This year’s youth parliamentarians are due to be addressed by Rob Wilson MP, Minister for Civil Society who has been a keen supporter of the Make Your Mark campaign for the past two years.
(Pictured: Rob Wilson MP, supporting Make Your Mark campaign at Parliament)
Rob Wilson MP, Minister for Civil Society said: “Thanks to the incredible work of individuals, schools and youth organisations up and down the country, a record number of young people across the UK have ‘Made their Mark’, helping us to build a stronger society”
Jon Foster, Chair, British Youth Council said: “This number of ballots represents the phenomenal efforts Members of Youth Parliament, their peers, schools and our partners have made up and down the country to ensure young people have a chance to tell us exactly what the UK Youth Parliament should be prioritising. Members of Youth Parliament can now walk into the commons armed with a massive mandate for debate and I can’t wait to see them in action next month!”

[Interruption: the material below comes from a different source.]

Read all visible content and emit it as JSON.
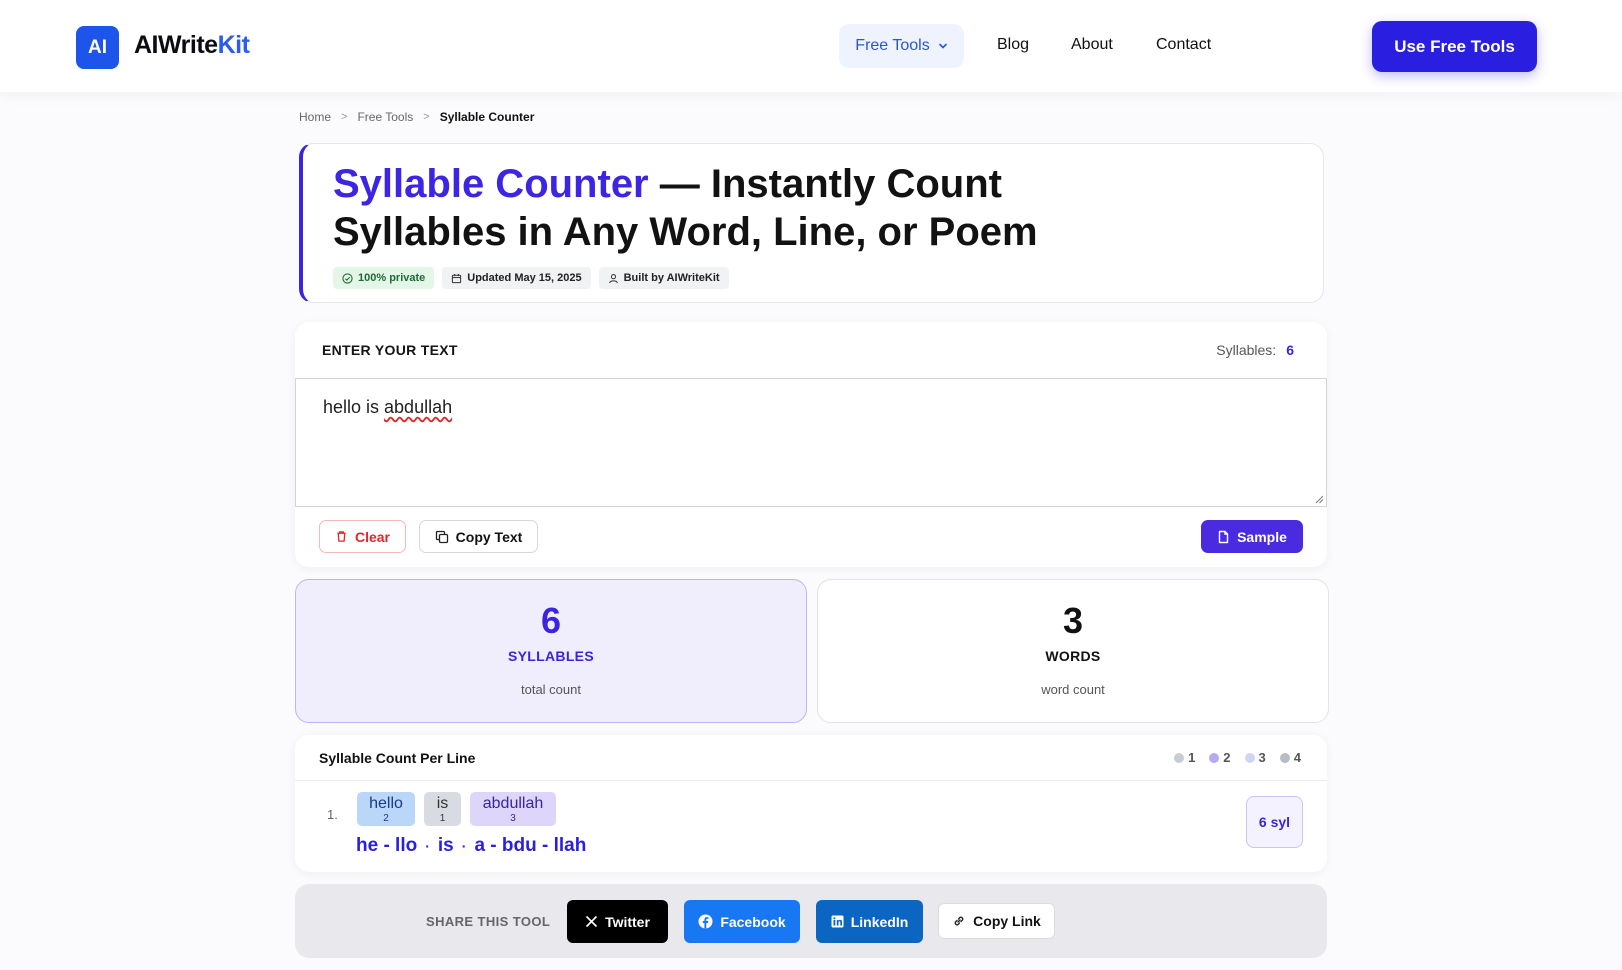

The debates will be concluded with a vote to decide on which issues should become the UK Youth Parliament’s priority campaign in 2015/ 16.